## Collected data
<<<<

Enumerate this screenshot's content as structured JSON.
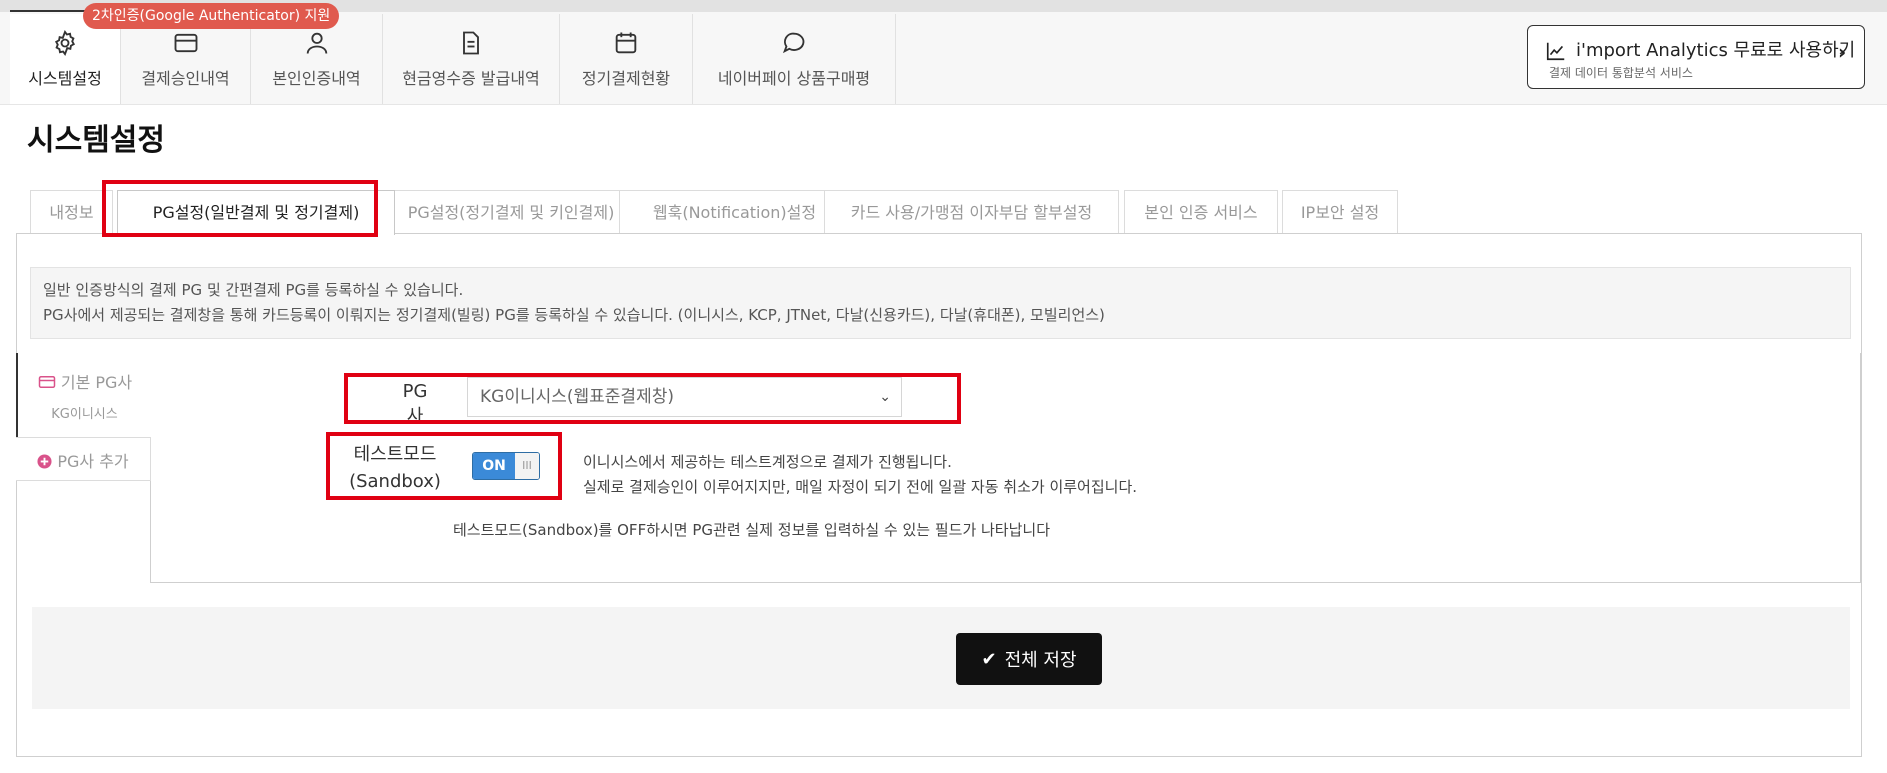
{
  "badge": {
    "text": "2차인증(Google Authenticator) 지원"
  },
  "nav": {
    "items": [
      {
        "label": "시스템설정",
        "icon": "gear-icon"
      },
      {
        "label": "결제승인내역",
        "icon": "card-icon"
      },
      {
        "label": "본인인증내역",
        "icon": "user-icon"
      },
      {
        "label": "현금영수증 발급내역",
        "icon": "document-icon"
      },
      {
        "label": "정기결제현황",
        "icon": "calendar-icon"
      },
      {
        "label": "네이버페이 상품구매평",
        "icon": "chat-bubble-icon"
      }
    ]
  },
  "analytics": {
    "title": "i'mport Analytics 무료로 사용하기",
    "subtitle": "결제 데이터 통합분석 서비스"
  },
  "page": {
    "title": "시스템설정"
  },
  "tabs": [
    {
      "label": "내정보"
    },
    {
      "label": "PG설정(일반결제 및 정기결제)"
    },
    {
      "label": "PG설정(정기결제 및 키인결제)"
    },
    {
      "label": "웹훅(Notification)설정"
    },
    {
      "label": "카드 사용/가맹점 이자부담 할부설정"
    },
    {
      "label": "본인 인증 서비스"
    },
    {
      "label": "IP보안 설정"
    }
  ],
  "info": {
    "line1": "일반 인증방식의 결제 PG 및 간편결제 PG를 등록하실 수 있습니다.",
    "line2": "PG사에서 제공되는 결제창을 통해 카드등록이 이뤄지는 정기결제(빌링) PG를 등록하실 수 있습니다. (이니시스, KCP, JTNet, 다날(신용카드), 다날(휴대폰), 모빌리언스)"
  },
  "side": {
    "primary_label": "기본 PG사",
    "primary_sub": "KG이니시스",
    "add_label": "PG사 추가"
  },
  "form": {
    "pg_label": "PG사",
    "pg_value": "KG이니시스(웹표준결제창)",
    "test_label_1": "테스트모드",
    "test_label_2": "(Sandbox)",
    "toggle_on": "ON",
    "toggle_grip": "III",
    "desc1": "이니시스에서 제공하는 테스트계정으로 결제가 진행됩니다.",
    "desc2": "실제로 결제승인이 이루어지지만, 매일 자정이 되기 전에 일괄 자동 취소가 이루어집니다.",
    "note": "테스트모드(Sandbox)를 OFF하시면 PG관련 실제 정보를 입력하실 수 있는 필드가 나타납니다"
  },
  "save": {
    "label": "전체 저장"
  },
  "colors": {
    "highlight": "#e00012",
    "toggle_on": "#3b8ad8",
    "badge": "#e05a4e"
  }
}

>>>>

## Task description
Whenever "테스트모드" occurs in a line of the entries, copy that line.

## Exercise solution
    "test_label_1": "테스트모드",
    "note": "테스트모드(Sandbox)를 OFF하시면 PG관련 실제 정보를 입력하실 수 있는 필드가 나타납니다"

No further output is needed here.